Your assignment:
Every record that follows must be duplicated exactly, with images left out.

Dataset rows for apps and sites
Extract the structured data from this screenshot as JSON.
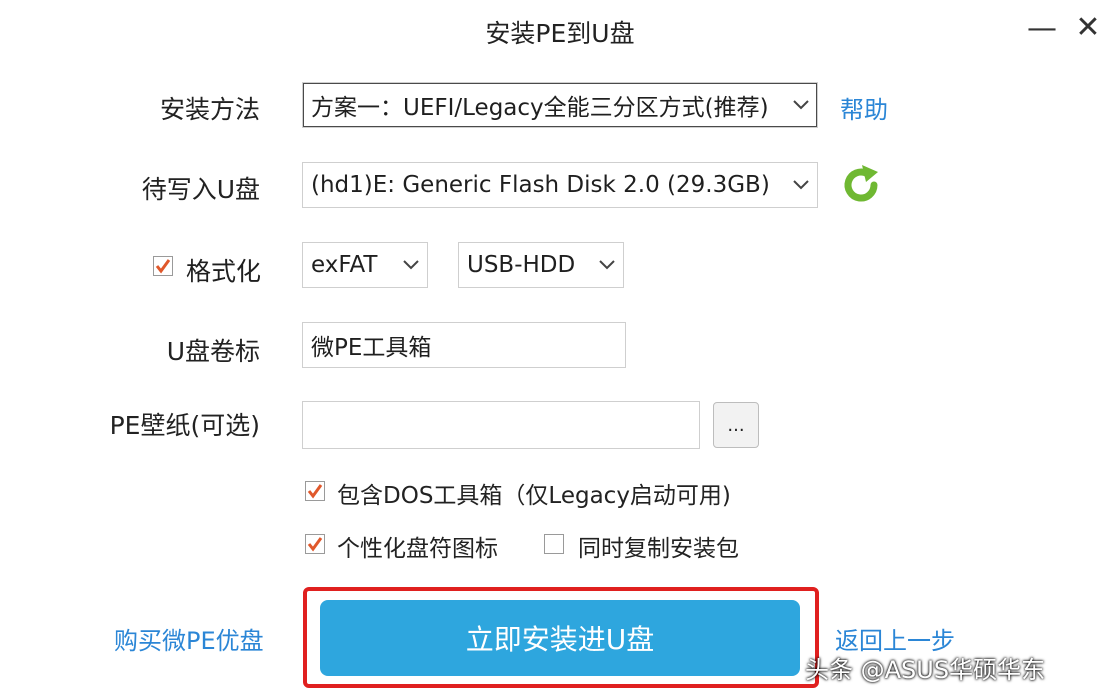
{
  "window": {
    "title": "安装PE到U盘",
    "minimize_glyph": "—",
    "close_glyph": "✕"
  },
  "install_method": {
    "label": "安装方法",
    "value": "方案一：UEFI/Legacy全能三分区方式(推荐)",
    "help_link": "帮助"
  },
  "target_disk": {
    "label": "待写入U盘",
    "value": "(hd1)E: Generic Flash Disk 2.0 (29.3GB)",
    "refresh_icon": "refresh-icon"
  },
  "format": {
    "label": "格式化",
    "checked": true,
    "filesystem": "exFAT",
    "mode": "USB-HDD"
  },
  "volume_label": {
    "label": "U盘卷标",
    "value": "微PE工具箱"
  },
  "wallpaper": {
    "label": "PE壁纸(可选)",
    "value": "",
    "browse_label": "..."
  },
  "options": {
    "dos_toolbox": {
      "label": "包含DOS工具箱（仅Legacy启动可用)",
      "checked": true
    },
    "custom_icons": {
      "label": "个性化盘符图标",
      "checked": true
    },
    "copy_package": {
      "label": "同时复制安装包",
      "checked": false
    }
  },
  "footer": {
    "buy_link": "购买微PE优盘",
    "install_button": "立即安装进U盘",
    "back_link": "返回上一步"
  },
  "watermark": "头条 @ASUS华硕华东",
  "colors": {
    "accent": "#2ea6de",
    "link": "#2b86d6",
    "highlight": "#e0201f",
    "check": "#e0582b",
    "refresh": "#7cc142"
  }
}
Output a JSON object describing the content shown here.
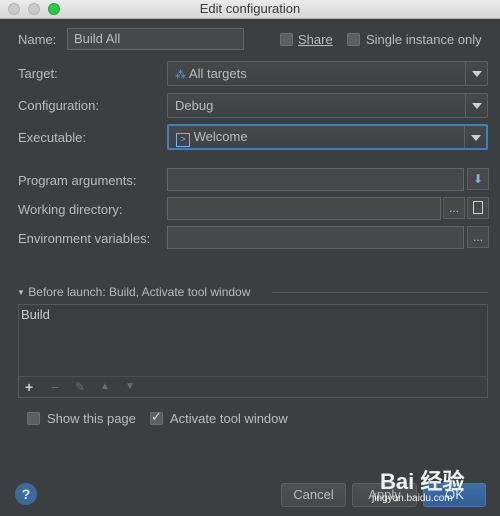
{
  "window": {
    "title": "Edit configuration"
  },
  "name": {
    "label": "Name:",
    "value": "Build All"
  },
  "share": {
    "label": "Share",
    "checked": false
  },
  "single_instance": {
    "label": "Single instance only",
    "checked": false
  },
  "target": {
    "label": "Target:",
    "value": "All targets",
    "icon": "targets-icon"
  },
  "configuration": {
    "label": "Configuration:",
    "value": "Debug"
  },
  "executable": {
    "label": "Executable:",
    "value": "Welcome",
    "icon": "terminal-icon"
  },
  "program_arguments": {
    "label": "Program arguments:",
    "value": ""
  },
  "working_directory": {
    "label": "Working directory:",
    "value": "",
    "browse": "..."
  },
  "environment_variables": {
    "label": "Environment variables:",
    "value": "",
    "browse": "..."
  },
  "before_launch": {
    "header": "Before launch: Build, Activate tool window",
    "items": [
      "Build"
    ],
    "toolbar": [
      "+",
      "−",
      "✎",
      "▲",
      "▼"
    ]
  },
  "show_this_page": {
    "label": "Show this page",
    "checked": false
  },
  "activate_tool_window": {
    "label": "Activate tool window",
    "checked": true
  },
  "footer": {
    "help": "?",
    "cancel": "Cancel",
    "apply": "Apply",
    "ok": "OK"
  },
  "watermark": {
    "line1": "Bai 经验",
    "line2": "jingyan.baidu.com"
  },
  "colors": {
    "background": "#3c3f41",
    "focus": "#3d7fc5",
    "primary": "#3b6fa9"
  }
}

Final answer:
Extract the structured data from this screenshot as JSON.
{
  "window": {
    "title": "安装PE到U盘",
    "minimize_glyph": "—",
    "close_glyph": "✕"
  },
  "install_method": {
    "label": "安装方法",
    "value": "方案一：UEFI/Legacy全能三分区方式(推荐)",
    "help_link": "帮助"
  },
  "target_disk": {
    "label": "待写入U盘",
    "value": "(hd1)E: Generic Flash Disk 2.0 (29.3GB)",
    "refresh_icon": "refresh-icon"
  },
  "format": {
    "label": "格式化",
    "checked": true,
    "filesystem": "exFAT",
    "mode": "USB-HDD"
  },
  "volume_label": {
    "label": "U盘卷标",
    "value": "微PE工具箱"
  },
  "wallpaper": {
    "label": "PE壁纸(可选)",
    "value": "",
    "browse_label": "..."
  },
  "options": {
    "dos_toolbox": {
      "label": "包含DOS工具箱（仅Legacy启动可用)",
      "checked": true
    },
    "custom_icons": {
      "label": "个性化盘符图标",
      "checked": true
    },
    "copy_package": {
      "label": "同时复制安装包",
      "checked": false
    }
  },
  "footer": {
    "buy_link": "购买微PE优盘",
    "install_button": "立即安装进U盘",
    "back_link": "返回上一步"
  },
  "watermark": "头条 @ASUS华硕华东",
  "colors": {
    "accent": "#2ea6de",
    "link": "#2b86d6",
    "highlight": "#e0201f",
    "check": "#e0582b",
    "refresh": "#7cc142"
  }
}
Output a JSON object describing the content shown here.
{
  "window": {
    "title": "Edit configuration"
  },
  "name": {
    "label": "Name:",
    "value": "Build All"
  },
  "share": {
    "label": "Share",
    "checked": false
  },
  "single_instance": {
    "label": "Single instance only",
    "checked": false
  },
  "target": {
    "label": "Target:",
    "value": "All targets",
    "icon": "targets-icon"
  },
  "configuration": {
    "label": "Configuration:",
    "value": "Debug"
  },
  "executable": {
    "label": "Executable:",
    "value": "Welcome",
    "icon": "terminal-icon"
  },
  "program_arguments": {
    "label": "Program arguments:",
    "value": ""
  },
  "working_directory": {
    "label": "Working directory:",
    "value": "",
    "browse": "..."
  },
  "environment_variables": {
    "label": "Environment variables:",
    "value": "",
    "browse": "..."
  },
  "before_launch": {
    "header": "Before launch: Build, Activate tool window",
    "items": [
      "Build"
    ],
    "toolbar": [
      "+",
      "−",
      "✎",
      "▲",
      "▼"
    ]
  },
  "show_this_page": {
    "label": "Show this page",
    "checked": false
  },
  "activate_tool_window": {
    "label": "Activate tool window",
    "checked": true
  },
  "footer": {
    "help": "?",
    "cancel": "Cancel",
    "apply": "Apply",
    "ok": "OK"
  },
  "watermark": {
    "line1": "Bai 经验",
    "line2": "jingyan.baidu.com"
  },
  "colors": {
    "background": "#3c3f41",
    "focus": "#3d7fc5",
    "primary": "#3b6fa9"
  }
}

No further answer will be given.